extending from the Herzliya border in the north to Sde Dov Airport to the
Among the development plans are over 12,000 housing units, parking
lots, shopping centers and transportation arteries, the group
While the residents do not object the plan as a whole, they
are asking that a small sliver west of Road 2040 be removed from the project
outline. Led by attorney Galit Samuel and social activist Alon Sigler, the
activists argue that the sands there are rife with rare species of flora and
fauna and a “green lung” for all residents of Gush Dan.
“It is necessary
to preserve this as a open natural area for the benefit of the wider public and
to declare it as a nature reserve, as has been done in many big cities around
the world – while relinquishing accompanying development that is not critical to
relieving the housing shortage,” the activists said in a statement.
plans are currently in the appeal stage at the National Committee for Planning
and Building, and the residents have until March 14 to submit their complaints –
after which the committee will make its final decision, activist Hadas Marshall
told The Jerusalem Post.
“I was shocked because it’s really close to my
heart. It’s a really beautiful place,” Marshall said. “Most citizens of Tel Aviv
don’t really know it’s going on.”
The Tel Baruch coastal ridge area
contains over 200 species of unique plants and animals that are endemic to the
sands there, a region that is one of the only natural places left in Tel Aviv,
according to Marshall.
“It’s really important for the next generation
because they deserve to know what was here before,” she said.
plans call for 60 percent of the disputed territory to become a green park –
with the rest becoming commercial centers and underground parking – the group of
residents have argued that grass will not be a habitable substitute for the
sand-dwelling creatures that live in Tel Baruch.
“We have tons of parks
with grass in Tel Aviv,” Marshall said.
“We’re saying develop but develop
smartly,” she continued.

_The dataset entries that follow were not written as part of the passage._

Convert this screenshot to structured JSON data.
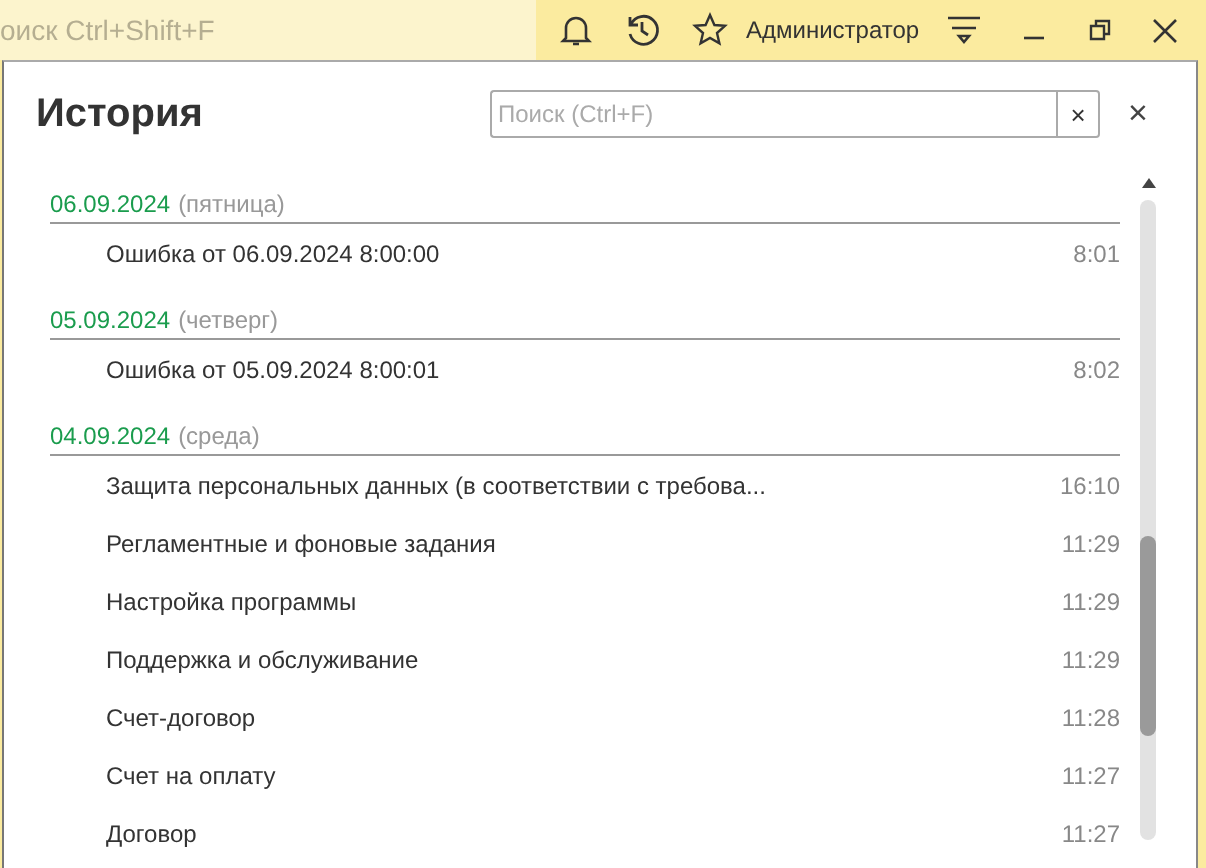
{
  "top_bar": {
    "search": {
      "placeholder": "оиск Ctrl+Shift+F"
    },
    "user": "Администратор"
  },
  "window": {
    "title": "История",
    "search": {
      "placeholder": "Поиск (Ctrl+F)"
    },
    "clear_button": "×",
    "close_button": "×"
  },
  "groups": [
    {
      "date": "06.09.2024",
      "weekday": "(пятница)",
      "items": [
        {
          "label": "Ошибка от 06.09.2024 8:00:00",
          "time": "8:01"
        }
      ]
    },
    {
      "date": "05.09.2024",
      "weekday": "(четверг)",
      "items": [
        {
          "label": "Ошибка от 05.09.2024 8:00:01",
          "time": "8:02"
        }
      ]
    },
    {
      "date": "04.09.2024",
      "weekday": "(среда)",
      "items": [
        {
          "label": "Защита персональных данных (в соответствии с требова...",
          "time": "16:10"
        },
        {
          "label": "Регламентные и фоновые задания",
          "time": "11:29"
        },
        {
          "label": "Настройка программы",
          "time": "11:29"
        },
        {
          "label": "Поддержка и обслуживание",
          "time": "11:29"
        },
        {
          "label": "Счет-договор",
          "time": "11:28"
        },
        {
          "label": "Счет на оплату",
          "time": "11:27"
        },
        {
          "label": "Договор",
          "time": "11:27"
        }
      ]
    }
  ]
}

“Don’t just build, build, build. We don’t need a
shopping mall on the beach.”
The photography competition, which has an
open enrollment to all artists, will allow participants to relate to the rest of
the city how beautiful the area is, Marshall explained.
will come to the area this Friday, between 12 and 4 p.m., and the winning photos
will hang on café walls throughout the city.
Judging the competition will
be some of the nation’s top photographers, including Giora Salmi, Yossi Eshbol,
Eyal Bartov, Yuval Dax and Osnat Krasnanski, the group said.
“We want to
show everyone that it’s such a beautiful place and there are lots of things to
conserve,” Marshall added.